═════ Exercise data ═════
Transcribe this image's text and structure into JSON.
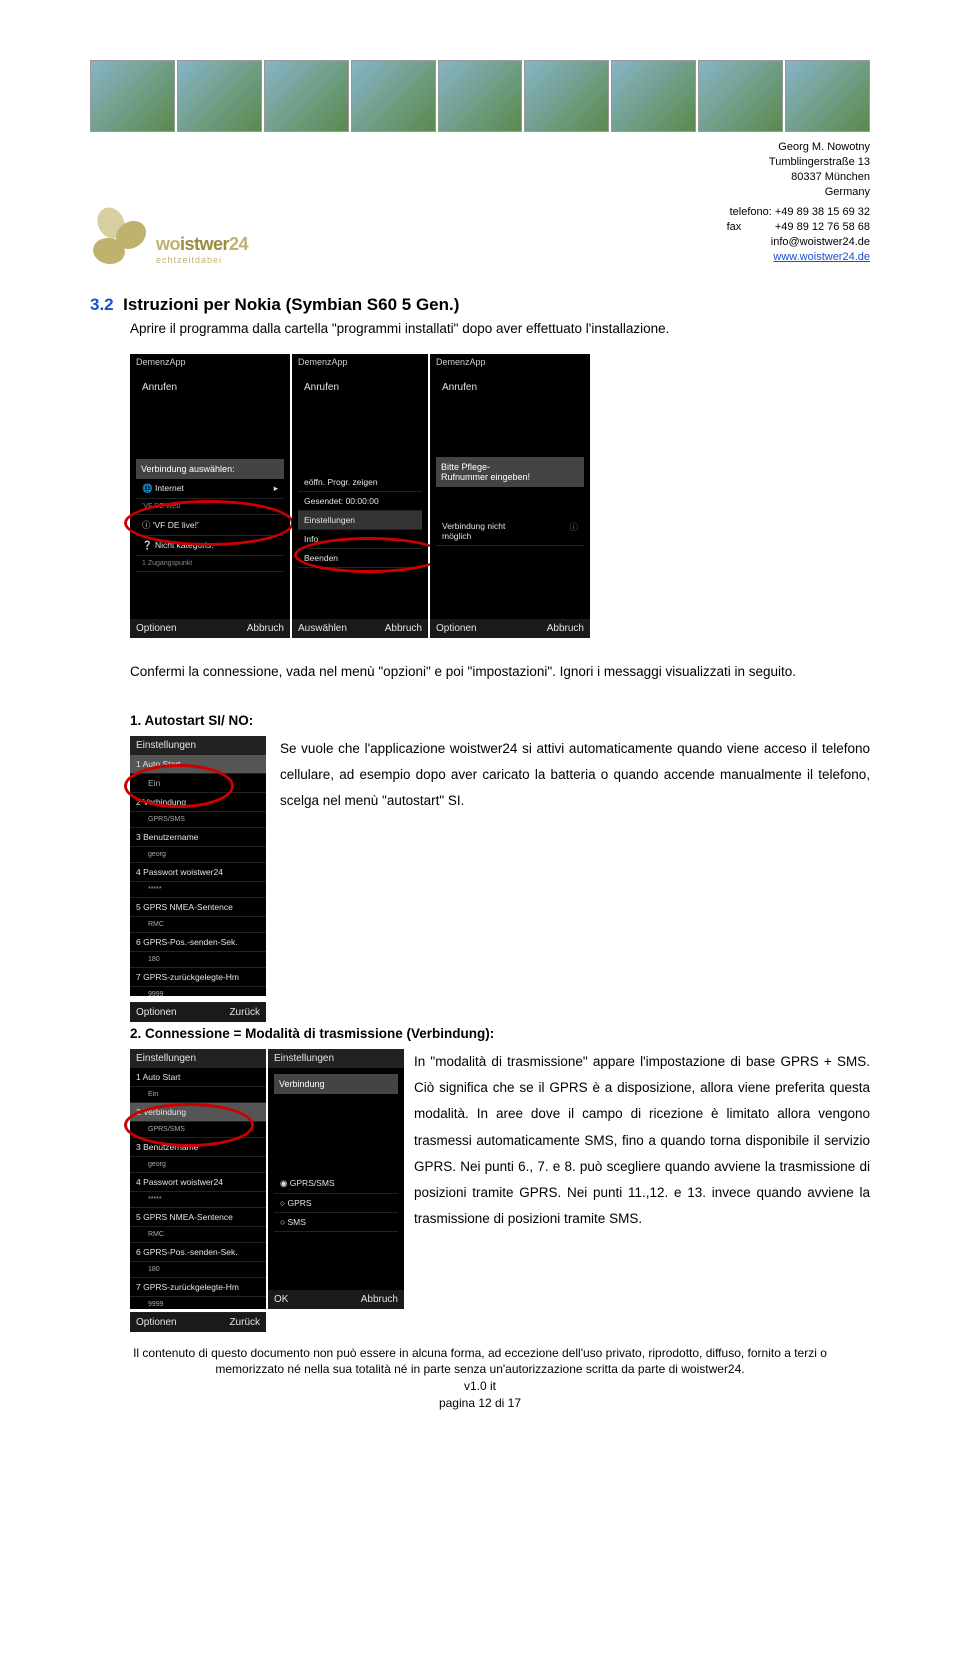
{
  "contact": {
    "name": "Georg M. Nowotny",
    "street": "Tumblingerstraße 13",
    "city": "80337 München",
    "country": "Germany",
    "phone_label": "telefono:",
    "phone": "+49  89  38 15 69 32",
    "fax_label": "fax",
    "fax": "+49  89  12 76 58 68",
    "email": "info@woistwer24.de",
    "web": "www.woistwer24.de"
  },
  "logo": {
    "pre": "wo",
    "mid": "istwer",
    "post": "24",
    "sub": "echtzeitdabei"
  },
  "sec32": {
    "num": "3.2",
    "title": "Istruzioni per Nokia (Symbian S60 5 Gen.)",
    "intro": "Aprire il programma dalla cartella \"programmi installati\" dopo aver effettuato l'installazione.",
    "after_shots": "Confermi la connessione, vada nel menù \"opzioni\" e poi \"impostazioni\". Ignori i messaggi visualizzati in seguito."
  },
  "autostart": {
    "heading": "1. Autostart SI/ NO:",
    "body": "Se vuole che l'applicazione woistwer24 si attivi automaticamente quando viene acceso il telefono cellulare, ad esempio dopo aver caricato la batteria o quando accende manualmente il telefono, scelga nel menù \"autostart\" SI."
  },
  "conn": {
    "heading": "2. Connessione = Modalità di trasmissione (Verbindung):",
    "body": "In \"modalità di trasmissione\" appare l'impostazione di base GPRS + SMS. Ciò significa che se il GPRS è a disposizione, allora viene preferita questa modalità. In aree dove il campo di ricezione è limitato allora vengono trasmessi automaticamente SMS, fino a quando torna disponibile il servizio GPRS. Nei punti 6., 7. e 8. può scegliere quando avviene la trasmissione di posizioni tramite GPRS. Nei punti 11.,12. e 13. invece quando avviene la trasmissione di posizioni tramite SMS."
  },
  "footer": {
    "l1": "Il contenuto di questo documento non può essere in alcuna forma, ad eccezione dell'uso privato, riprodotto, diffuso, fornito a terzi o",
    "l2": "memorizzato né nella sua totalità né in parte senza un'autorizzazione scritta da parte di woistwer24.",
    "ver": "v1.0 it",
    "page": "pagina 12 di 17"
  },
  "shots": {
    "topApp": "DemenzApp",
    "anrufen": "Anrufen",
    "s1_label": "Verbindung auswählen:",
    "s1_a": "Internet",
    "s1_a2": "'VF DE Web'",
    "s1_b": "'VF DE live!'",
    "s1_c": "Nicht kategoris.",
    "s1_c2": "1 Zugangspunkt",
    "opt": "Optionen",
    "abbr": "Abbruch",
    "ausw": "Auswählen",
    "zur": "Zurück",
    "ok": "OK",
    "s2_a": "eöffn. Progr. zeigen",
    "s2_b": "Gesendet: 00:00:00",
    "s2_c": "Einstellungen",
    "s2_d": "Info",
    "s2_e": "Beenden",
    "s3_a": "Bitte Pflege-",
    "s3_b": "Rufnummer eingeben!",
    "s3_c": "Verbindung nicht",
    "s3_d": "möglich",
    "einst": "Einstellungen",
    "set1": "Auto Start",
    "set1v": "Ein",
    "set2": "Verbindung",
    "set2v": "GPRS/SMS",
    "set3": "Benutzername",
    "set3v": "georg",
    "set4": "Passwort woistwer24",
    "set4v": "*****",
    "set5": "GPRS NMEA-Sentence",
    "set5v": "RMC",
    "set6": "GPRS-Pos.-senden-Sek.",
    "set6v": "180",
    "set7": "GPRS-zurückgelegte-Hm",
    "set7v": "9999",
    "verb": "Verbindung",
    "opt_a": "GPRS/SMS",
    "opt_b": "GPRS",
    "opt_c": "SMS"
  }
}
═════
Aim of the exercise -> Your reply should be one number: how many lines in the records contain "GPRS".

Answer box -> 7